Child day-care representatives said at a state Insurance Department hearing Monday that more than half of California's nearly 20,000 home day-care centers are uninsured and urged the department to set up a joint underwriting authority that would involve all of the state's insurance companies in providing liability insurance to the centers.
But company officials who also testified at the Los Angeles hearing said such a major step would not be effective.
They contended that insurance prices for home and commercial day-care facilities have recently stabilized after large increases and that most premiums are running about $50 to $60 per child per year, only about 2% to 3% of the average day-care facility's annual per-child charges.
A joint underwriting authority--under which the state would sell the insurance and parcel out the policies among all companies, according to their share of the overall insurance business in the state--could not offer the insurance for any less, or motivate uninsured day-care centers to buy insurance, said Kevin Flynn of the California Casualty Group of companies.
Flynn, a member of the governor's task force to study the day-care coverage problem, said he has concluded that "there is not a serious problem of affordability" in California.
Earlier, however, Sharon Kalemkiarian, head of a San Diego-based group known as Insurance for Child Care, had testified that seven of every 10 home day-care operators that her group surveyed said they could not afford insurance.
Many of the day-care centers in homes serve six children or less and operate on a very thin margin, she said. Some have found that insurance runs $90 a child, not $50, and in one case the premium offered was $170 per child. Many of the centers do not have cash on hand to meet the companies' demands for payment when the policy is issued, she said.
Others testified that some centers have trouble securing insurance at any price, particularly if they serve emotionally disturbed children.
There was testimony from both sides, meanwhile, that large numbers of day-care operators have not participated in a marketing assistance plan known as Cal Care that was formed last year by 21 companies with the encouragement of the Insurance Department.
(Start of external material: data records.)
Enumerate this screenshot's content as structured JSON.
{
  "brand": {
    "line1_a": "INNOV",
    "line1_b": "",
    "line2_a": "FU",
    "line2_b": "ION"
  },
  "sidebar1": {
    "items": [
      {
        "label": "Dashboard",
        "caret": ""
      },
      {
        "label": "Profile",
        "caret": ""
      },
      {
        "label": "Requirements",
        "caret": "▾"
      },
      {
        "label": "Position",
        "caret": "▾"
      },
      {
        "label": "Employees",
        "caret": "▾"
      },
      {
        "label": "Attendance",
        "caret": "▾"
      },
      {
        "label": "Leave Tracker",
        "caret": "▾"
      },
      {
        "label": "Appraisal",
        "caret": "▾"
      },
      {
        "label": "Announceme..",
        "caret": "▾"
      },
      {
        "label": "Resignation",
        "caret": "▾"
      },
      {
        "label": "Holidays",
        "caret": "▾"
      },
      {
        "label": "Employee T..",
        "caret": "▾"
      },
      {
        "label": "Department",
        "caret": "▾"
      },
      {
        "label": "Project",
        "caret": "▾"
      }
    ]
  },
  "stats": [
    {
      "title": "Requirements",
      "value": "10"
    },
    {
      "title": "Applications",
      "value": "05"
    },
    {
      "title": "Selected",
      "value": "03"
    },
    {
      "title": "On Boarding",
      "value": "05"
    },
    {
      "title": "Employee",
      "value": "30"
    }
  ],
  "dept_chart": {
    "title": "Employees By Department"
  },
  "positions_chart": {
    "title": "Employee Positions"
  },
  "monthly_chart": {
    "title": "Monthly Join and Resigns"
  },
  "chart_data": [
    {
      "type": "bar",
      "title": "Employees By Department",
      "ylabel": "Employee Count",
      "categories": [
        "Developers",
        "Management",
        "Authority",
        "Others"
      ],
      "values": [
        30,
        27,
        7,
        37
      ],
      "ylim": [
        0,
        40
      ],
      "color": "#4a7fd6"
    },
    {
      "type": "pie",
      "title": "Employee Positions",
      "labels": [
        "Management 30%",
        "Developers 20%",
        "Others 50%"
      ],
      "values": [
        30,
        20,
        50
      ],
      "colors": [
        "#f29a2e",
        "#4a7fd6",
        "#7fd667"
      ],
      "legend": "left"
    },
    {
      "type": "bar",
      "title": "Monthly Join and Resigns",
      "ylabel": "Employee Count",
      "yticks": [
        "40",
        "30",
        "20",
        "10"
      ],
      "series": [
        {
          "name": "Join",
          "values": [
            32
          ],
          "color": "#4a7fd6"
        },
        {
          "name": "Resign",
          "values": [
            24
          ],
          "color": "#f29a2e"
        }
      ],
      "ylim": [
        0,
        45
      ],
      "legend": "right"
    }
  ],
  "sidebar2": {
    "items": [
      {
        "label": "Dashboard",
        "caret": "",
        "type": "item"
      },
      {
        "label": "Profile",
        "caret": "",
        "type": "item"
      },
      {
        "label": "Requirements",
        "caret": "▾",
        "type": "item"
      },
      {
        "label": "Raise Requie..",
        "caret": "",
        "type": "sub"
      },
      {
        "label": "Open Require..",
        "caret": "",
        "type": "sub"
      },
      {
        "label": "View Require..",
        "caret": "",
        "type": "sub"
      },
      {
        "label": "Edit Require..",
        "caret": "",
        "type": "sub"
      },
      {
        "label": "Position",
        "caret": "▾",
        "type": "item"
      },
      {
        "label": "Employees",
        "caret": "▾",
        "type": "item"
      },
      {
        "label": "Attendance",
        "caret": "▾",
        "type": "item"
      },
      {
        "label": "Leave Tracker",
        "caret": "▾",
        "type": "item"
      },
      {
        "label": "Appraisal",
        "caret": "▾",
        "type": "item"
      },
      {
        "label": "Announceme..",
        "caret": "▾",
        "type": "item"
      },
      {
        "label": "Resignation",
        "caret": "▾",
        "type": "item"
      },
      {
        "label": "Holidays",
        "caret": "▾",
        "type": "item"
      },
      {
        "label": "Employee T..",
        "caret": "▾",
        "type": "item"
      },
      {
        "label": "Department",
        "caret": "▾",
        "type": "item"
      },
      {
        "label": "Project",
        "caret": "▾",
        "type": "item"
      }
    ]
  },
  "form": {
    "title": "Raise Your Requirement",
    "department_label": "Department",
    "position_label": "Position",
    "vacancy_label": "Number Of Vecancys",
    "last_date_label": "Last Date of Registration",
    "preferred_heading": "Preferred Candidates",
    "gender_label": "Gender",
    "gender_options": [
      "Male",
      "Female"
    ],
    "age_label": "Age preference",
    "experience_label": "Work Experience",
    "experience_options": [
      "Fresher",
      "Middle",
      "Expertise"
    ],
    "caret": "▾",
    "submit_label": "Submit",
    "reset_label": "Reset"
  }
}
The aim was to make sure that insurance would be more available to the day-care centers at a time when many were complaining they could not secure it at any price.
Cal Care sent out 16,000 brochures to the centers, but received only 788 applications for insurance and finally sold only about 200 policies, according to the plan's chairman, William Metzgar of Aetna.
Even that disappointingly small interest has waned, Metzgar said, with applications recently slowing to "a trickle."